◆ **What the exercise asks**
Set the records down again. Match every line exactly.

◆ **Excerpted data**
========================

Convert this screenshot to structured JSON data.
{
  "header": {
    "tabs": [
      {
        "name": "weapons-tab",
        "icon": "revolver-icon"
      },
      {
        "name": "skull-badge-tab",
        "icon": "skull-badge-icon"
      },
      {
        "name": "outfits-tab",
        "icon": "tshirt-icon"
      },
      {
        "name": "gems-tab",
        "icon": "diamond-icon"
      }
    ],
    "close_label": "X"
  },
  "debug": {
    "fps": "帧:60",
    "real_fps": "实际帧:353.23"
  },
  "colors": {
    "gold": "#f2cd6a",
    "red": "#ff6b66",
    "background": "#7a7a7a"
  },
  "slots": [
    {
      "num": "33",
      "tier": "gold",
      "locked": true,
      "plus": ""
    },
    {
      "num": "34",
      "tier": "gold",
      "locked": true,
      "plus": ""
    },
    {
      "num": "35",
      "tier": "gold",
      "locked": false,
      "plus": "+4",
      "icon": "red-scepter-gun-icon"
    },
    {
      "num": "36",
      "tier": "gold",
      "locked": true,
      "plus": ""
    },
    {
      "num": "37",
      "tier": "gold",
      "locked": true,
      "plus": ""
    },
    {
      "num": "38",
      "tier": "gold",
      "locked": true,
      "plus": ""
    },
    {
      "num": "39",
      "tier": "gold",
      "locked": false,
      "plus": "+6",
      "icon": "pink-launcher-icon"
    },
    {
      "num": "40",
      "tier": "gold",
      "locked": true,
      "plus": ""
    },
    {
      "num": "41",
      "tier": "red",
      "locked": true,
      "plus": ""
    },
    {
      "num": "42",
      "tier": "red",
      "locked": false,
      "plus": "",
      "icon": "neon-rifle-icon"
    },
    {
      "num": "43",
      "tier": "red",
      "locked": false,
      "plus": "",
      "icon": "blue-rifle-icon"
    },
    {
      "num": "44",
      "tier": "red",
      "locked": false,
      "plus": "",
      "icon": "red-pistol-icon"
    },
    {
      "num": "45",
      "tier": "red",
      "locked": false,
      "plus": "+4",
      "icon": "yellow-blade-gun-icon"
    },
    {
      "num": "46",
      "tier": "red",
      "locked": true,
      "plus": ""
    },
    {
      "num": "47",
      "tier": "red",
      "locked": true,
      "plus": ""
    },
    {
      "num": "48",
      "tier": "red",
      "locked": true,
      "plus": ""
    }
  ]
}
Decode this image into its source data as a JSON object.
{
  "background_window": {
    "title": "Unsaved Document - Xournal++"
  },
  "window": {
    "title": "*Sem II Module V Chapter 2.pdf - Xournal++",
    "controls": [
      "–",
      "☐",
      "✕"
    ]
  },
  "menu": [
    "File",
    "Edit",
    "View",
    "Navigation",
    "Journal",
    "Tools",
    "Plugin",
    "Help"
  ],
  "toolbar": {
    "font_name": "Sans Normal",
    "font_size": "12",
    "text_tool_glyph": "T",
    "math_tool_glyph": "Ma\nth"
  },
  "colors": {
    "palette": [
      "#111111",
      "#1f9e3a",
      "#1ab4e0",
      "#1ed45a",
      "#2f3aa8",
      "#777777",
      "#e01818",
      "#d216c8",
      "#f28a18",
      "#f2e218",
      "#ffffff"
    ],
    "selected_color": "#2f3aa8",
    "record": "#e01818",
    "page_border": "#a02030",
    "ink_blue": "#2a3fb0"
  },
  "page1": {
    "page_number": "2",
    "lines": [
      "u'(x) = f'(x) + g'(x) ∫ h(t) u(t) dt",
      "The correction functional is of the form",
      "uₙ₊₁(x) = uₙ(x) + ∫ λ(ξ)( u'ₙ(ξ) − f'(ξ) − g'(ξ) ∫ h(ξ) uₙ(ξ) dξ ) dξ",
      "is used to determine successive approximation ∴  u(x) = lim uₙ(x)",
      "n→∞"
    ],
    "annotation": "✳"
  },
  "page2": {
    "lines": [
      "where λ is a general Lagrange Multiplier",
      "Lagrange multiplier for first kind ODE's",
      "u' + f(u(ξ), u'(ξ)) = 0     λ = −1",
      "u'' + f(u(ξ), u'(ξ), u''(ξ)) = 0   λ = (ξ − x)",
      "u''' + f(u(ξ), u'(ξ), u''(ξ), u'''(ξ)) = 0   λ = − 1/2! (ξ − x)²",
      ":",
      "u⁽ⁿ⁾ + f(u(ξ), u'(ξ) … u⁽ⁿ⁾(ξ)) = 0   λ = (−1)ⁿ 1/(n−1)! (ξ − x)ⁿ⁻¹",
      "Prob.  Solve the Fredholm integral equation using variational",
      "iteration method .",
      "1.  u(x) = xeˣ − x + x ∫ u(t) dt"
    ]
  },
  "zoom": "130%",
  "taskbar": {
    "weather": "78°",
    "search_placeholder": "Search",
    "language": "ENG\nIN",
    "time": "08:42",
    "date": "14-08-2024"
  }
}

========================

◆ **Task output**
Convert this screenshot to structured JSON data.
{
  "header": {
    "tabs": [
      {
        "name": "weapons-tab",
        "icon": "revolver-icon"
      },
      {
        "name": "skull-badge-tab",
        "icon": "skull-badge-icon"
      },
      {
        "name": "outfits-tab",
        "icon": "tshirt-icon"
      },
      {
        "name": "gems-tab",
        "icon": "diamond-icon"
      }
    ],
    "close_label": "X"
  },
  "debug": {
    "fps": "帧:60",
    "real_fps": "实际帧:353.23"
  },
  "colors": {
    "gold": "#f2cd6a",
    "red": "#ff6b66",
    "background": "#7a7a7a"
  },
  "slots": [
    {
      "num": "33",
      "tier": "gold",
      "locked": true,
      "plus": ""
    },
    {
      "num": "34",
      "tier": "gold",
      "locked": true,
      "plus": ""
    },
    {
      "num": "35",
      "tier": "gold",
      "locked": false,
      "plus": "+4",
      "icon": "red-scepter-gun-icon"
    },
    {
      "num": "36",
      "tier": "gold",
      "locked": true,
      "plus": ""
    },
    {
      "num": "37",
      "tier": "gold",
      "locked": true,
      "plus": ""
    },
    {
      "num": "38",
      "tier": "gold",
      "locked": true,
      "plus": ""
    },
    {
      "num": "39",
      "tier": "gold",
      "locked": false,
      "plus": "+6",
      "icon": "pink-launcher-icon"
    },
    {
      "num": "40",
      "tier": "gold",
      "locked": true,
      "plus": ""
    },
    {
      "num": "41",
      "tier": "red",
      "locked": true,
      "plus": ""
    },
    {
      "num": "42",
      "tier": "red",
      "locked": false,
      "plus": "",
      "icon": "neon-rifle-icon"
    },
    {
      "num": "43",
      "tier": "red",
      "locked": false,
      "plus": "",
      "icon": "blue-rifle-icon"
    },
    {
      "num": "44",
      "tier": "red",
      "locked": false,
      "plus": "",
      "icon": "red-pistol-icon"
    },
    {
      "num": "45",
      "tier": "red",
      "locked": false,
      "plus": "+4",
      "icon": "yellow-blade-gun-icon"
    },
    {
      "num": "46",
      "tier": "red",
      "locked": true,
      "plus": ""
    },
    {
      "num": "47",
      "tier": "red",
      "locked": true,
      "plus": ""
    },
    {
      "num": "48",
      "tier": "red",
      "locked": true,
      "plus": ""
    }
  ]
}
Decode this image into its source data as a JSON object.
{
  "background_window": {
    "title": "Unsaved Document - Xournal++"
  },
  "window": {
    "title": "*Sem II Module V Chapter 2.pdf - Xournal++",
    "controls": [
      "–",
      "☐",
      "✕"
    ]
  },
  "menu": [
    "File",
    "Edit",
    "View",
    "Navigation",
    "Journal",
    "Tools",
    "Plugin",
    "Help"
  ],
  "toolbar": {
    "font_name": "Sans Normal",
    "font_size": "12",
    "text_tool_glyph": "T",
    "math_tool_glyph": "Ma\nth"
  },
  "colors": {
    "palette": [
      "#111111",
      "#1f9e3a",
      "#1ab4e0",
      "#1ed45a",
      "#2f3aa8",
      "#777777",
      "#e01818",
      "#d216c8",
      "#f28a18",
      "#f2e218",
      "#ffffff"
    ],
    "selected_color": "#2f3aa8",
    "record": "#e01818",
    "page_border": "#a02030",
    "ink_blue": "#2a3fb0"
  },
  "page1": {
    "page_number": "2",
    "lines": [
      "u'(x) = f'(x) + g'(x) ∫ h(t) u(t) dt",
      "The correction functional is of the form",
      "uₙ₊₁(x) = uₙ(x) + ∫ λ(ξ)( u'ₙ(ξ) − f'(ξ) − g'(ξ) ∫ h(ξ) uₙ(ξ) dξ ) dξ",
      "is used to determine successive approximation ∴  u(x) = lim uₙ(x)",
      "n→∞"
    ],
    "annotation": "✳"
  },
  "page2": {
    "lines": [
      "where λ is a general Lagrange Multiplier",
      "Lagrange multiplier for first kind ODE's",
      "u' + f(u(ξ), u'(ξ)) = 0     λ = −1",
      "u'' + f(u(ξ), u'(ξ), u''(ξ)) = 0   λ = (ξ − x)",
      "u''' + f(u(ξ), u'(ξ), u''(ξ), u'''(ξ)) = 0   λ = − 1/2! (ξ − x)²",
      ":",
      "u⁽ⁿ⁾ + f(u(ξ), u'(ξ) … u⁽ⁿ⁾(ξ)) = 0   λ = (−1)ⁿ 1/(n−1)! (ξ − x)ⁿ⁻¹",
      "Prob.  Solve the Fredholm integral equation using variational",
      "iteration method .",
      "1.  u(x) = xeˣ − x + x ∫ u(t) dt"
    ]
  },
  "zoom": "130%",
  "taskbar": {
    "weather": "78°",
    "search_placeholder": "Search",
    "language": "ENG\nIN",
    "time": "08:42",
    "date": "14-08-2024"
  }
}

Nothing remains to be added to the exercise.